* **TASK DIRECTIONS**
In the entries below, how many lines include "this"? Reply with the number and nothing more.

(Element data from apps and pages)

^^^^^^^^

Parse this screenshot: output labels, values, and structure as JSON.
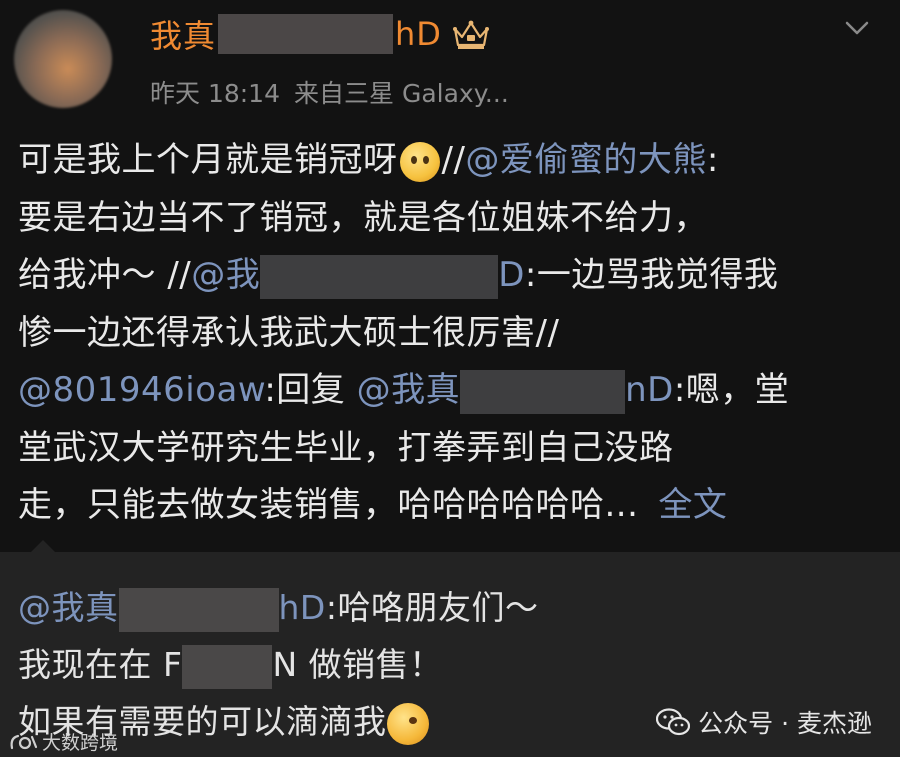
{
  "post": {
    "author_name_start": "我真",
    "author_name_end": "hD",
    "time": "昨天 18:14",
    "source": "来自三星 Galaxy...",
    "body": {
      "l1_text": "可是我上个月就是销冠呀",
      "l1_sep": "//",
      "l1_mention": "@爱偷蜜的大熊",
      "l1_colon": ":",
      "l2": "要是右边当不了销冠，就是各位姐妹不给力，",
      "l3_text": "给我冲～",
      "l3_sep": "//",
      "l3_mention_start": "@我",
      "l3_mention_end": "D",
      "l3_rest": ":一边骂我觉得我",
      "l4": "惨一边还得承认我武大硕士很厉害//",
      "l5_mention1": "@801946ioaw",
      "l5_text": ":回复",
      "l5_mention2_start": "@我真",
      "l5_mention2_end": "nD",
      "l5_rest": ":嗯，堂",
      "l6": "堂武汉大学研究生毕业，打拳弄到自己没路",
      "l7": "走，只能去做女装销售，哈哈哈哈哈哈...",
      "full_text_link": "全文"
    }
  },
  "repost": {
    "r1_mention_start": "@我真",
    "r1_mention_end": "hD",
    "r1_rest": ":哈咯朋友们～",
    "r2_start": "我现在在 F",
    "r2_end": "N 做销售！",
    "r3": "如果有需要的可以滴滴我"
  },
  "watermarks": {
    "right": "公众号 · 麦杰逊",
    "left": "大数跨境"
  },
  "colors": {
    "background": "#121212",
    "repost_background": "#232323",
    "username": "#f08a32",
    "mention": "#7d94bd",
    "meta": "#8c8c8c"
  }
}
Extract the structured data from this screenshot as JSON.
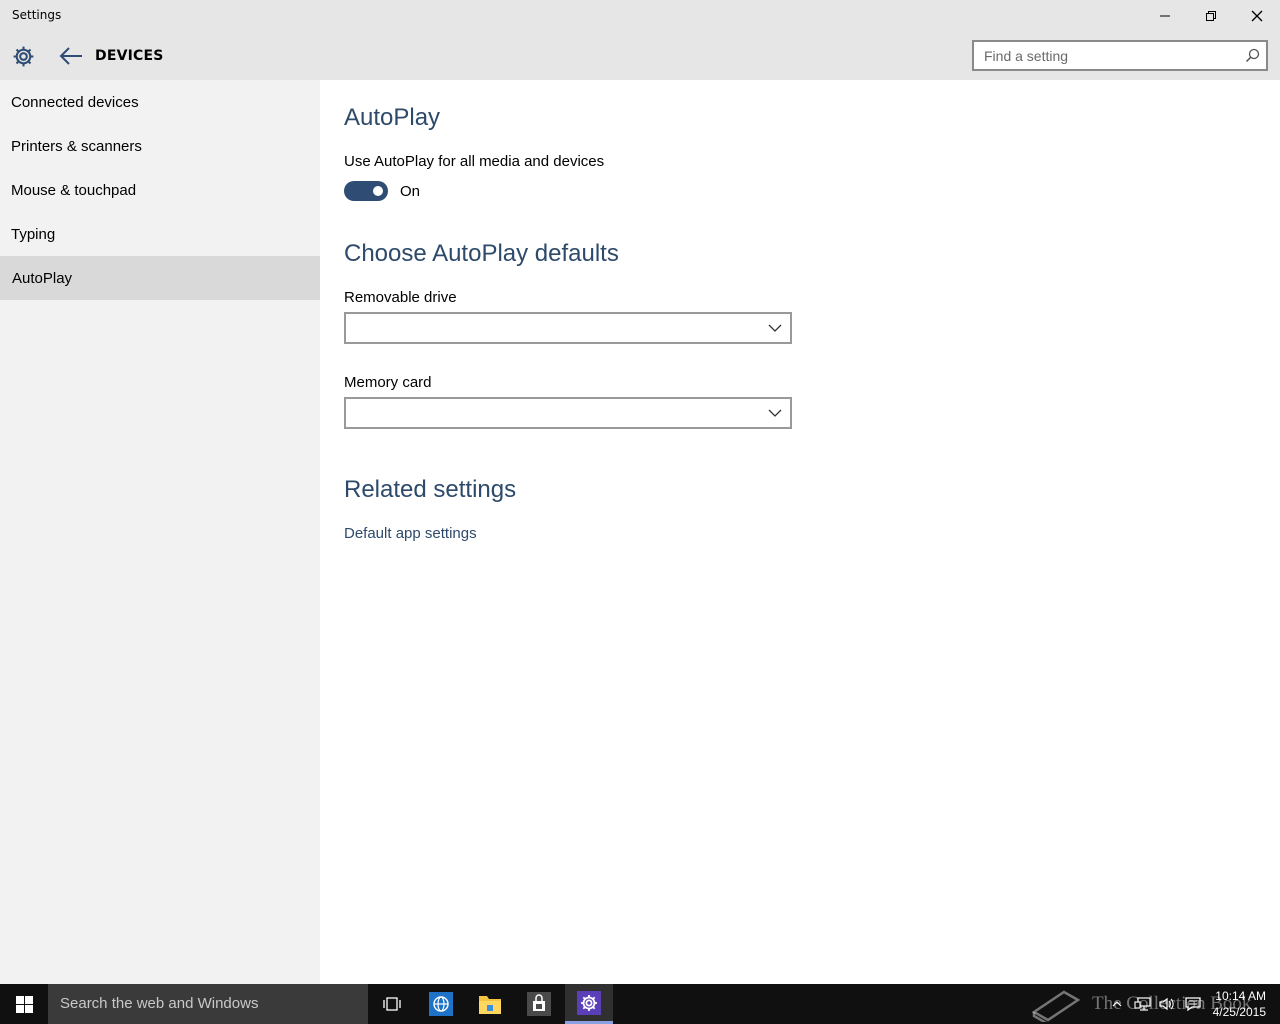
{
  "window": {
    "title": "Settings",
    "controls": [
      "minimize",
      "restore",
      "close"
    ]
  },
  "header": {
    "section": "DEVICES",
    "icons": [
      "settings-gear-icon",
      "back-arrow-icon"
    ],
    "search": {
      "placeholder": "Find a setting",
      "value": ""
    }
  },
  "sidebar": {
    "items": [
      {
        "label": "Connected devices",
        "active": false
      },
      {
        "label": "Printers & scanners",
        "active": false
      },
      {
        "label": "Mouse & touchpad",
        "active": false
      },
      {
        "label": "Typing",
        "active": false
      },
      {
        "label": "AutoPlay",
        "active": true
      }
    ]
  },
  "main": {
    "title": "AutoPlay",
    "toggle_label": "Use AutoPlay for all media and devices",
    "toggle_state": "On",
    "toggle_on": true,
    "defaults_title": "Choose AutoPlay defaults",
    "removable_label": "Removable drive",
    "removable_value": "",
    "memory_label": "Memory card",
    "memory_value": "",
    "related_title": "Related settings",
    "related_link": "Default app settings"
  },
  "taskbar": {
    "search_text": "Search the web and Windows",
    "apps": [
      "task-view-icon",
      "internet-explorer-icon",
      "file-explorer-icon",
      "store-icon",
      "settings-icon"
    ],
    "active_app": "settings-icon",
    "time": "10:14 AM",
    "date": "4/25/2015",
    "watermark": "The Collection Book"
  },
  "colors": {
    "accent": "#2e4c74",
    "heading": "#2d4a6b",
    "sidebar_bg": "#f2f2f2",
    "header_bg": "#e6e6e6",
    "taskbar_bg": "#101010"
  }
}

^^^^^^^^

* **WRITTEN RESPONSE**
2